Bacon grows frustrated. He does not like being treated like a lab rat. He does not like being ordered about by his underlings. He grows embittered, paranoid, and jealous of his teammates. Antsy, he sneaks in and out of the underground lab. Outside, he discovers that invisibility confers power.
Bacon assaults his neighbor (possibly raping her — it’s not clear). When he discovers Shue with Brolin readying for love at Shue’s apartment, Bacon’s jealousy and fury increase (as in The Invisible Man). Once everyone is back in the underground lab, Bacon cuts off all means of communication, seals all exits, and the body count mounts!
That’s what riled so many critics. What began as a sci-fi thriller with human drama morphs into a yet another slice-n-dice horror film, with Bacon determined to kill his entire team.
It’s not a bad body-count film. Until the killings start, we’re treated to some cool invisibility special effects. And once they’re underway, the killings are violent, visceral, and mildly imaginative. But while exciting, Hollow Man is not as suspenseful as it might have been. An invisible killer stalking his prey has much suspense potential. The Invisible Man delivered on that potential. But in Hollow Man, the gore and effects overwhelm any suspense.
It’s a cartoony sort of gore, the kind seen in martial arts films. There’s no mention that the serum conferred any superhuman strength, yet Bacon withstands brutal physical abuse (at one point he’s set afire with a flame thrower), and still he returns for more killing.
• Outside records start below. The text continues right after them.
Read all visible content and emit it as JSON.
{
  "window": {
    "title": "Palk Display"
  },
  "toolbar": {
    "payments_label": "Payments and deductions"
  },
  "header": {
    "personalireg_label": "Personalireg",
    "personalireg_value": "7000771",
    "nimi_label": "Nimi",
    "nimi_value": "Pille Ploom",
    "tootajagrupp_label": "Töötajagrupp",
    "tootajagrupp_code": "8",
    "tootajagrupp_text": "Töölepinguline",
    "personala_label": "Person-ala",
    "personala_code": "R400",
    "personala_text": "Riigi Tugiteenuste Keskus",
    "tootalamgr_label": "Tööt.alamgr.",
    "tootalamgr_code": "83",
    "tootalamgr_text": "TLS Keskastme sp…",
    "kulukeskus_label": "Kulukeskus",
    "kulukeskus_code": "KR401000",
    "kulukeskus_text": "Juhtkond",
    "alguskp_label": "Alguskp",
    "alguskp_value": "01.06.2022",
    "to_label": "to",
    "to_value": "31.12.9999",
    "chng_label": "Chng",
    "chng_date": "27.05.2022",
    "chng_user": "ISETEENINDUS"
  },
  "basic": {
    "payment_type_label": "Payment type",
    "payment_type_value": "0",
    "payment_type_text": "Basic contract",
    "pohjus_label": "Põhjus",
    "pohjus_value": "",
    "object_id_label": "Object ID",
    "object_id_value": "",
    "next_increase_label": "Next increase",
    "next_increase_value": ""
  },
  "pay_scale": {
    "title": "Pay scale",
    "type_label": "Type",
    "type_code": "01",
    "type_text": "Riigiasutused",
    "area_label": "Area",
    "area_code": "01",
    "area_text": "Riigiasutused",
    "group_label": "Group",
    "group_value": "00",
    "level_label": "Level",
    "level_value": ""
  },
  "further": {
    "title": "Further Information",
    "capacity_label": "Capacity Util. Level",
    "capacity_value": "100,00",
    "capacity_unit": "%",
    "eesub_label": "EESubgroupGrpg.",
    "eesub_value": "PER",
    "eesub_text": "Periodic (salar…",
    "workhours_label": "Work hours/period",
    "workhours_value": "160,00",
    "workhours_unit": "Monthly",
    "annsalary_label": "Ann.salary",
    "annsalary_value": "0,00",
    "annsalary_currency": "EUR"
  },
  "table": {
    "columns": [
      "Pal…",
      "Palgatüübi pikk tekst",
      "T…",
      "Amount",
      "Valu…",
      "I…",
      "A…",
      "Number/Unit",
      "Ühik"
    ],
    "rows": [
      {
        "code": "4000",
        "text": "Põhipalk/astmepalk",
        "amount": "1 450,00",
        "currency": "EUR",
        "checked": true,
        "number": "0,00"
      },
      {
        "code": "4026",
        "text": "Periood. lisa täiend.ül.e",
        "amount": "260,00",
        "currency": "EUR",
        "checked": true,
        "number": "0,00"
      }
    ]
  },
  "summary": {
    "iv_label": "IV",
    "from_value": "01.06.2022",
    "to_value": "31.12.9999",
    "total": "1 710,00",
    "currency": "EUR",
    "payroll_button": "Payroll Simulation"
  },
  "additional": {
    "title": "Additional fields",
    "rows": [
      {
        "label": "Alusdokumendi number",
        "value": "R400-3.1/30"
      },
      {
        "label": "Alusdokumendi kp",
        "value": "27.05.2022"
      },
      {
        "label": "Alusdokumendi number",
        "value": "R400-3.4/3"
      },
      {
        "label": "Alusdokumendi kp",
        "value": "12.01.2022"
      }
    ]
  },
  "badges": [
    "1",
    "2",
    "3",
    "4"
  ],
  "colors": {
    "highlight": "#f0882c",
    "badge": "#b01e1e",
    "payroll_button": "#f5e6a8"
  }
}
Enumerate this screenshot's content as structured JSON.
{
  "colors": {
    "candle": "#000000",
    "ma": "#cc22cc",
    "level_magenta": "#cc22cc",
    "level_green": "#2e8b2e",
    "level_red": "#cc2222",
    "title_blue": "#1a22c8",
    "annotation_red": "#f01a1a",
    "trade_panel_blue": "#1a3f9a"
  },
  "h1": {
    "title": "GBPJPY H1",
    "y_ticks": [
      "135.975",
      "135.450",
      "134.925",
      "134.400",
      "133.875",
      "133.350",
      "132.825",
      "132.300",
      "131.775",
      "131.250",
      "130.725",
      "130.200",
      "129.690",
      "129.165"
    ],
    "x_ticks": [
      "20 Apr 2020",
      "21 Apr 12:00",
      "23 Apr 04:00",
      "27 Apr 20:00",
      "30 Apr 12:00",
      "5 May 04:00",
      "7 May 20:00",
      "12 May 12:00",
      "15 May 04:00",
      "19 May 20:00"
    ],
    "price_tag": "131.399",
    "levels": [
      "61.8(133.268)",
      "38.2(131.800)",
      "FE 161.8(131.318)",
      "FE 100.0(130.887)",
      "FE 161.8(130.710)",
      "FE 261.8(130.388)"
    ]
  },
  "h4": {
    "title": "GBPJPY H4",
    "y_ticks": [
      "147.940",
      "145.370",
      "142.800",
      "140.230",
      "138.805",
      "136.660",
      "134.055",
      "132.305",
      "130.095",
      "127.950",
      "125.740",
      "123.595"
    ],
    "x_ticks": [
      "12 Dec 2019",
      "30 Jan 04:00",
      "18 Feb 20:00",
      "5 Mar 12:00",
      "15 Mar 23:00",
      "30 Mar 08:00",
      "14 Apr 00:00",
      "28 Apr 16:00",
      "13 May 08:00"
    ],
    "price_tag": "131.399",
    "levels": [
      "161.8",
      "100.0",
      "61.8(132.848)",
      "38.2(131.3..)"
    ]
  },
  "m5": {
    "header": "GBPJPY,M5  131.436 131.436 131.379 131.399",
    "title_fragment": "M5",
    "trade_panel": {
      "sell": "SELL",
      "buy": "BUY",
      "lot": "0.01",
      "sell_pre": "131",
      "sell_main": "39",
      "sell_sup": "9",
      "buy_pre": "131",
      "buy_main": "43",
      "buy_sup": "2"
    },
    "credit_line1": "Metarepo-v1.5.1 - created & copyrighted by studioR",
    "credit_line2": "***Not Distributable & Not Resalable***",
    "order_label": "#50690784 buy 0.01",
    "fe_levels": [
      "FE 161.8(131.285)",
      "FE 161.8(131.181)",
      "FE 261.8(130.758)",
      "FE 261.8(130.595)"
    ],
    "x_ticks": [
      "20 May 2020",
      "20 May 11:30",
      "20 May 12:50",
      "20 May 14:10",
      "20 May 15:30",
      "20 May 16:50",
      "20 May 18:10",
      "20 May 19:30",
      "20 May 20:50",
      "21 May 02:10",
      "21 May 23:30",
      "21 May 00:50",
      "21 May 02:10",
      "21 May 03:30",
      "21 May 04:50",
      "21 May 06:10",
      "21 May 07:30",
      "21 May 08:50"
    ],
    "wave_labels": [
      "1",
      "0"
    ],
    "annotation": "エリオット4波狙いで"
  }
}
Much like Michael Myers and Jason Voorhees.
And not only Bacon. At one point, Bacon slams Shue’s head full force against a steel pipe. Her head bounces back, a large gash along her forehead. It’s the sort of thing that might easily kill a person, or at the very least cause severe brain damage. But Shue just arises from the floor and the two continue pulverizing one another.
The gore and destruction are exciting to behold, but insanely implausible. Shue, Brolin, and Bacon (scientists, not combat soldiers) battle inside an elevator shaft, an elevator rocketing past them, then plummeting back down, crashing against the walls, explosions shooting huge fireballs up the shaft…violence and mayhem as thrilling as in any James Bond film. And just as likely.
No, Hollow Man is not of Arthur C. Clarke. It’s not even Gattaca. It’s not really science fiction at all. It’s horror. As in Alien, The X-Files, and Frankenstein, the “science” is mere window-dressing. Bacon’s character is no scientist. He’s a mad scientist. One of horror’s progeny. One of ours.
Hollywood likes young, attractive characters, thus, its sci-fi films normally feature brilliant, accomplished scientists too young to be so accomplished. Hollow Man follows that formula. Bacon and his team look like attractive Gen-Xers. In reality, both Bacon and Shue are nearly forty, but as neither looks it, the film (if not the story) capitalizes on their youth appeal.
Hollow Man is a stupid film. Really stupid. And long, running at nearly two hours. Much of its potential for suspense was wasted. So, too, was its potential to explore character, the extent to which self-identity stems from what we, and others, see of ourselves. Bacon could have made for an interesting mad scientist. Instead, watching the film, one often feels compelled to shout: “No way!” and “Get out!”
If you’re the sort who was satisfied with Twister because of its cool tornado effects, you’ll likely be satisfied with Hollow Man because of its cool invisibility effects. And once the novelty wears off, you’ll be treated to a generous and graphic body count, plus extensive scenes of laboratory destruction, and many explosions.